_DATASET EXTRACT_.
▬▬▬▬▬▬

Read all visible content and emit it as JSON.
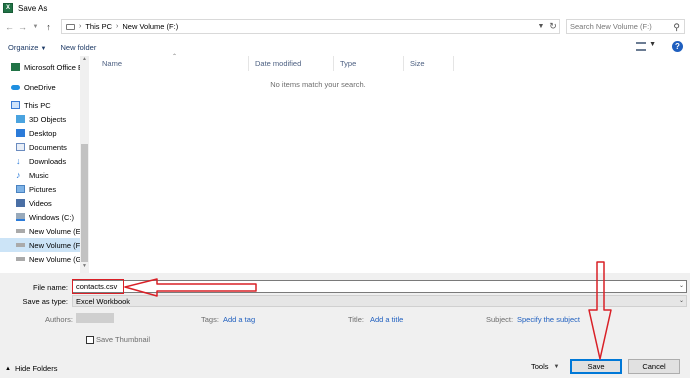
{
  "window": {
    "title": "Save As",
    "app_icon_letter": "X"
  },
  "address_bar": {
    "path": [
      "This PC",
      "New Volume (F:)"
    ],
    "search_placeholder": "Search New Volume (F:)"
  },
  "toolbar": {
    "organize_label": "Organize",
    "new_folder_label": "New folder"
  },
  "nav_pane": {
    "items": [
      {
        "label": "Microsoft Office E",
        "icon": "excel-icon"
      },
      {
        "label": "OneDrive",
        "icon": "cloud-icon"
      },
      {
        "label": "This PC",
        "icon": "computer-icon"
      },
      {
        "label": "3D Objects",
        "icon": "cube-icon"
      },
      {
        "label": "Desktop",
        "icon": "desktop-icon"
      },
      {
        "label": "Documents",
        "icon": "document-icon"
      },
      {
        "label": "Downloads",
        "icon": "download-icon"
      },
      {
        "label": "Music",
        "icon": "music-icon"
      },
      {
        "label": "Pictures",
        "icon": "picture-icon"
      },
      {
        "label": "Videos",
        "icon": "video-icon"
      },
      {
        "label": "Windows (C:)",
        "icon": "drive-icon"
      },
      {
        "label": "New Volume (E:)",
        "icon": "drive-icon"
      },
      {
        "label": "New Volume (F:)",
        "icon": "drive-icon",
        "selected": true
      },
      {
        "label": "New Volume (G:)",
        "icon": "drive-icon"
      }
    ]
  },
  "file_list": {
    "columns": [
      "Name",
      "Date modified",
      "Type",
      "Size"
    ],
    "empty_message": "No items match your search."
  },
  "save_form": {
    "file_name_label": "File name:",
    "file_name_value": "contacts.csv",
    "save_as_type_label": "Save as type:",
    "save_as_type_value": "Excel Workbook",
    "authors_label": "Authors:",
    "tags_label": "Tags:",
    "tags_link": "Add a tag",
    "title_label": "Title:",
    "title_link": "Add a title",
    "subject_label": "Subject:",
    "subject_link": "Specify the subject",
    "save_thumbnail_label": "Save Thumbnail",
    "hide_folders_label": "Hide Folders",
    "tools_label": "Tools",
    "save_button": "Save",
    "cancel_button": "Cancel"
  },
  "colors": {
    "accent": "#0078d7",
    "annotation": "#d92027",
    "link": "#1f5fbf"
  }
}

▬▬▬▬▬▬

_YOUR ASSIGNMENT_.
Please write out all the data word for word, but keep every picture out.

_ANSWER FOR THIS EXERCISE_.
Read all visible content and emit it as JSON.
{
  "window": {
    "title": "Save As",
    "app_icon_letter": "X"
  },
  "address_bar": {
    "path": [
      "This PC",
      "New Volume (F:)"
    ],
    "search_placeholder": "Search New Volume (F:)"
  },
  "toolbar": {
    "organize_label": "Organize",
    "new_folder_label": "New folder"
  },
  "nav_pane": {
    "items": [
      {
        "label": "Microsoft Office E",
        "icon": "excel-icon"
      },
      {
        "label": "OneDrive",
        "icon": "cloud-icon"
      },
      {
        "label": "This PC",
        "icon": "computer-icon"
      },
      {
        "label": "3D Objects",
        "icon": "cube-icon"
      },
      {
        "label": "Desktop",
        "icon": "desktop-icon"
      },
      {
        "label": "Documents",
        "icon": "document-icon"
      },
      {
        "label": "Downloads",
        "icon": "download-icon"
      },
      {
        "label": "Music",
        "icon": "music-icon"
      },
      {
        "label": "Pictures",
        "icon": "picture-icon"
      },
      {
        "label": "Videos",
        "icon": "video-icon"
      },
      {
        "label": "Windows (C:)",
        "icon": "drive-icon"
      },
      {
        "label": "New Volume (E:)",
        "icon": "drive-icon"
      },
      {
        "label": "New Volume (F:)",
        "icon": "drive-icon",
        "selected": true
      },
      {
        "label": "New Volume (G:)",
        "icon": "drive-icon"
      }
    ]
  },
  "file_list": {
    "columns": [
      "Name",
      "Date modified",
      "Type",
      "Size"
    ],
    "empty_message": "No items match your search."
  },
  "save_form": {
    "file_name_label": "File name:",
    "file_name_value": "contacts.csv",
    "save_as_type_label": "Save as type:",
    "save_as_type_value": "Excel Workbook",
    "authors_label": "Authors:",
    "tags_label": "Tags:",
    "tags_link": "Add a tag",
    "title_label": "Title:",
    "title_link": "Add a title",
    "subject_label": "Subject:",
    "subject_link": "Specify the subject",
    "save_thumbnail_label": "Save Thumbnail",
    "hide_folders_label": "Hide Folders",
    "tools_label": "Tools",
    "save_button": "Save",
    "cancel_button": "Cancel"
  },
  "colors": {
    "accent": "#0078d7",
    "annotation": "#d92027",
    "link": "#1f5fbf"
  }
}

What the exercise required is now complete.